A NY Judge struck down a rule that required fast food restaurants to post calorie counts for their foods.
Advocates for the rule cite the fact that obesity is a national problem and that the rule is necessary to combat obesity.
I strongly and stridently disagree.
Personal accountability, folks.
Posting those calories isn’t going to solve the problem. Anyone who hasn’t been living under a rock for the past 50 years knows that fast food restaurants serve foods that aren’t necessarily the epitome of healthy eating.
Obesity won’t be combated by posting numbers. It will be fought by educating people, starting in grade school, on proper nutrition. With the bazillion different diets out there, how is anyone to know, for sure, what’s really and truly a healthy way of eating?
It will also be fought by parents kicking their kids in the ass and getting them away from the television, video games, telephone, and any other activity that allows them to be physical turds day after day after day.
It will be fought by each individual taking some personal accountability by not claiming “it’s a gland problem,” “it’s hormones,” “it’s genetic,” or other such lame excuses. There are, in reality, only a very small number of people who truly have REAL medical conditions that contribute to their obesity.
My BMI puts me in the “obese” category.
Why am I fat? Let’s take a look at that.
I smoked for 26 years and, as a result, managed to stay relatively slim. I quit smoking 9 years ago next week and, in that first month, worked out compulsively and actually lost 8 pounds. I allowed myself to get de-railed on my workout program and, by the end of that first year of smoking cessation, I had gained 10 lbs. I weighed 147 lbs.
I stayed at that weight (10 lbs. heavier) for almost two years. I played volleyball on Tuesday nights in a recreational league and also rode my bike a lot in the spring of 2000. I was in the midst of a very toxic relationship with a woman who would reel me in, then let me go, then reel me in, then let me go, over and over. It was making me crazy, and I rode and rode and rode to the point where my thighs were very muscular and as hard as rocks.

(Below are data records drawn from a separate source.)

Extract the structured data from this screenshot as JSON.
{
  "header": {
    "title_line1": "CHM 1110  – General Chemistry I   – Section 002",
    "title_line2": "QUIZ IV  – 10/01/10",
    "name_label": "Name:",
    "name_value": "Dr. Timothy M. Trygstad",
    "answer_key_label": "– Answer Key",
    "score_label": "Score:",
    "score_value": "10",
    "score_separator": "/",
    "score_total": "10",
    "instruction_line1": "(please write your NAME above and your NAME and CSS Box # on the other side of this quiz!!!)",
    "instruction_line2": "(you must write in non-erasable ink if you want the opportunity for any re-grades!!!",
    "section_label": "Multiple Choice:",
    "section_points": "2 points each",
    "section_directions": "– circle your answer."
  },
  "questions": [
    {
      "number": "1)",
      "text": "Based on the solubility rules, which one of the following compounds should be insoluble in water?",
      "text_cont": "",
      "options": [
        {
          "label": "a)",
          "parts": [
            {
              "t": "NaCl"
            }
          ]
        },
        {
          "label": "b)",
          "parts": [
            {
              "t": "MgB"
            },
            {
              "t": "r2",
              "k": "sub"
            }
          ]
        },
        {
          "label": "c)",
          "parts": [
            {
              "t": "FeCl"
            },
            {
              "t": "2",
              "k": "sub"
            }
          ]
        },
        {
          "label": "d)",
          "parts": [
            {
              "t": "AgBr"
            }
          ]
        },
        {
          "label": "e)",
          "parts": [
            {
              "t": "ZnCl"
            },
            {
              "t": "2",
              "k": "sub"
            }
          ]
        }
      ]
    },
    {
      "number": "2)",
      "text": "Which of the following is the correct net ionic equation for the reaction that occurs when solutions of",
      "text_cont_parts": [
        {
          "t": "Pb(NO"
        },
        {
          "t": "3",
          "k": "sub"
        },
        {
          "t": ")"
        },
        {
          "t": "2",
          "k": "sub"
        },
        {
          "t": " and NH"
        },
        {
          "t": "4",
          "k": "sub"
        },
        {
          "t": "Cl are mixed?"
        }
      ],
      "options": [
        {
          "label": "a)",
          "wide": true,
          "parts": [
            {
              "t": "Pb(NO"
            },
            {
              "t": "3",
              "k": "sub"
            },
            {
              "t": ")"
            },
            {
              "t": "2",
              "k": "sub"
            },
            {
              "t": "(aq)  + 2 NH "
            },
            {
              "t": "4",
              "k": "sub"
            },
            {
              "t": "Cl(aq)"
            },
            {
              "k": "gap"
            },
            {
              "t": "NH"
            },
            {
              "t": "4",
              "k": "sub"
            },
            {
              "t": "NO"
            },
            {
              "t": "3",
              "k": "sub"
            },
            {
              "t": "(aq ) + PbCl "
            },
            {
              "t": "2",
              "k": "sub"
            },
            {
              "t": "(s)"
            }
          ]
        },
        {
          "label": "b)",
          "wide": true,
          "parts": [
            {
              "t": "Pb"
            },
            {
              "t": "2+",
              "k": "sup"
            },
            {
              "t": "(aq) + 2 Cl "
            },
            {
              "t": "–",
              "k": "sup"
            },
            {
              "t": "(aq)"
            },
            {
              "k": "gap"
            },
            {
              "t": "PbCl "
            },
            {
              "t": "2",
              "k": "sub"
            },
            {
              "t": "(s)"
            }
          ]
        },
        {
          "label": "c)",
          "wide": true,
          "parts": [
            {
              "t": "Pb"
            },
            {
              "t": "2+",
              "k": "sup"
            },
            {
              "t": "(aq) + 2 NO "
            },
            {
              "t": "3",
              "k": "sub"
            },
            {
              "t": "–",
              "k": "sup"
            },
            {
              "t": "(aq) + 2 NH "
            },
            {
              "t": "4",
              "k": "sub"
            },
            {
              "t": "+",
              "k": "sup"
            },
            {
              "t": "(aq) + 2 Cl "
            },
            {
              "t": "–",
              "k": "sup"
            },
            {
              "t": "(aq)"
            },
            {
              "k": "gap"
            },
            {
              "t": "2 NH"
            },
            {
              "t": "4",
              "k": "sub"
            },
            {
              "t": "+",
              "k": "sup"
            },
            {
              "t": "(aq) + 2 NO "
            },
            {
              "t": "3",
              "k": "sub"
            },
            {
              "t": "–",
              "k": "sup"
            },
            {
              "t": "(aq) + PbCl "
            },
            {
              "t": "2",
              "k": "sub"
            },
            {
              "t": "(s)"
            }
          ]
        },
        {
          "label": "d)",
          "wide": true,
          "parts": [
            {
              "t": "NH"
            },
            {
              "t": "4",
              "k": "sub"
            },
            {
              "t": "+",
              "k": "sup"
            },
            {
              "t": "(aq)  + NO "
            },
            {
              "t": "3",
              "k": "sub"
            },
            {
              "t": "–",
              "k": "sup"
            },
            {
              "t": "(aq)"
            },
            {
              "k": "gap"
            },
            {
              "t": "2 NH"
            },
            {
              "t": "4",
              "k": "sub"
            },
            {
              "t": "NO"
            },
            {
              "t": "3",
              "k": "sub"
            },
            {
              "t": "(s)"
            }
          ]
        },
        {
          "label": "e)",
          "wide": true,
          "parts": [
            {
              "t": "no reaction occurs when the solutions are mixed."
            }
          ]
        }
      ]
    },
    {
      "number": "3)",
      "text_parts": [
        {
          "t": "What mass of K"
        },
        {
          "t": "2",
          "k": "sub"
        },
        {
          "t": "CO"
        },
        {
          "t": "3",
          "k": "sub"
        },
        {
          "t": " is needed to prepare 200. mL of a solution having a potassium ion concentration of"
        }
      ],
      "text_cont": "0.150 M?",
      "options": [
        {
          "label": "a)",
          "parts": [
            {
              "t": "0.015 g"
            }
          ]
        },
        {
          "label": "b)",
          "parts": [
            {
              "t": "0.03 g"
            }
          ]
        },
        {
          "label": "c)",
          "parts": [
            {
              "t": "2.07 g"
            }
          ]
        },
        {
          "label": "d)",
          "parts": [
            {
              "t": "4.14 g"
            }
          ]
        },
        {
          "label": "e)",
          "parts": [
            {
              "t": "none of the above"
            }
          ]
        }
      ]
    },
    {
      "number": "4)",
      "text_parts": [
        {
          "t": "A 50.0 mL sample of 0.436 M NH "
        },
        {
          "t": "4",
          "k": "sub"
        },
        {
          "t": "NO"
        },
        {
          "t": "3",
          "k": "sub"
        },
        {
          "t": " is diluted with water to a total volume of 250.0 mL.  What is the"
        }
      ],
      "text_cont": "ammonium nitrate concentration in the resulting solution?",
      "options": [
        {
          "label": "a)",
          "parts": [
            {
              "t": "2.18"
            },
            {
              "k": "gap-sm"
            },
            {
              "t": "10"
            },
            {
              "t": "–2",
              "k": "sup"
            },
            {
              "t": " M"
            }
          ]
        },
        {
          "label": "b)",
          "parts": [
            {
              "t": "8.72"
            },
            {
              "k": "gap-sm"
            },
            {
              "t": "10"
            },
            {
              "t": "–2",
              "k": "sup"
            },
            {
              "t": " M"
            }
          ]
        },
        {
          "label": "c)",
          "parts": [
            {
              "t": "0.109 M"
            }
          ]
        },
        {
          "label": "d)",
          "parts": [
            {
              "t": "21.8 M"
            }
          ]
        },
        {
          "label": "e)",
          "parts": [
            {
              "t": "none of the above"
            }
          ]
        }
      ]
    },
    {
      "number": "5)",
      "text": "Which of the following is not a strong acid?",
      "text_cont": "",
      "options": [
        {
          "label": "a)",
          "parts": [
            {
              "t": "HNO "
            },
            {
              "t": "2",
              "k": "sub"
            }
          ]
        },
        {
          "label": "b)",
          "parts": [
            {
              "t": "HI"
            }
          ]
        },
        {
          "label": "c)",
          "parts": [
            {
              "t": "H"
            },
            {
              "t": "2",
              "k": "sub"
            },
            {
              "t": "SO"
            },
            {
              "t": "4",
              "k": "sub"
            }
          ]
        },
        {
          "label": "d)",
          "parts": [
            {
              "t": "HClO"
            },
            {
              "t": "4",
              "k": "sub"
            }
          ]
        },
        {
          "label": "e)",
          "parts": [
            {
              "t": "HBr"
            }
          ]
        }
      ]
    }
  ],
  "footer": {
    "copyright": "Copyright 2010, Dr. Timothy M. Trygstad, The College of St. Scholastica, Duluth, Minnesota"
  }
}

Then Lisa came back into my life and the craziness began to lessen. We were very involved with each other and I stopped riding over the winter (for obvious reasons). The following spring, I rode again, but not like I had the previous year. By the end of the first year after Lisa moved in with me, I had gained another 10 lbs. I weighed 157 lbs.
In March of 2002, I wrecked my knee playing volleyball and spent a few weeks on crutches. My volleyball days were over, forever. Without the benefit of even that once weekly exercise, my weight crept up a little bit. I still drank wine every night and ate my pasta and steaks and crab legs.
By Easter of 2004, I was up to 167 lbs. My younger daughter’s wedding was planned for August that year and I didn’t want my ex to see how fat I’d gotten, so I began a frantic diet and exercise plan. I rode my bike 10 miles at a pop and, when the weather was bad, hit the Gazelle Glider for up to a half hour at a time. By June, I had lost 13½ lbs. and was feeling a bit more energetic and was happy with the “mother of the bride” dress that I bought. It fit me well and flattered me, even though my weight was still in the 150s. I reasoned that I still had two more months to go before the wedding and that meant I could lose more weight, too.
I got de-railed in July when we went on 2 weeks’ vacation and went to Canada and got married. I dusted the bike and Gazelle Glider but, for the most part, that was the only attention that equipment got from me.
By October of 2005, I was sitting at 175 lbs. A nursing instructor at the college introduced the “Walktober” program at the college and I went out and bought a pedometer. I set myself a goal of 10,000 steps a day. Within a week, I was hitting 10,000 steps a day, sometimes more. In six weeks’ time, I had walked off 9½ lbs.
But, I let myself get de-railed by the Thanksgiving holiday and the weight came back with a vengeance, and more.
Today I weigh 178 lbs. and, thankfully, I’m down from 184.5 lbs. that I weighed at the beginning of the month. BUT.
I’m not exercising consistently. I’m watching what I eat, but that’s not enough. I need to move. I intend, every single day, to get up at lunchtime and walk but I have all kinds of excuses. None of which are valid.
And, you know what? I’m not the only person who’s obese for this reason.
I would wager that 9 out of every 10 fat people is fat for the same reasons I am. Laziness. Apathy. Excuses galore. No effort. Too many rich/unhealthy foods and not enough exercise.
So, with all that said, does anyone think that posting calories is going to make me slim down? I have to DO something with that information before it’s effective. And I have to CARE about that information for it to be effective.
If I’m content to eat Big Macs, drink beer, and watch Pay-per-view all the time, what good are those calorie postings going to do me?
Personal accountability. That’s what needs to be posted. A big sign that says “Take some accountability for your actions and make good decisions.”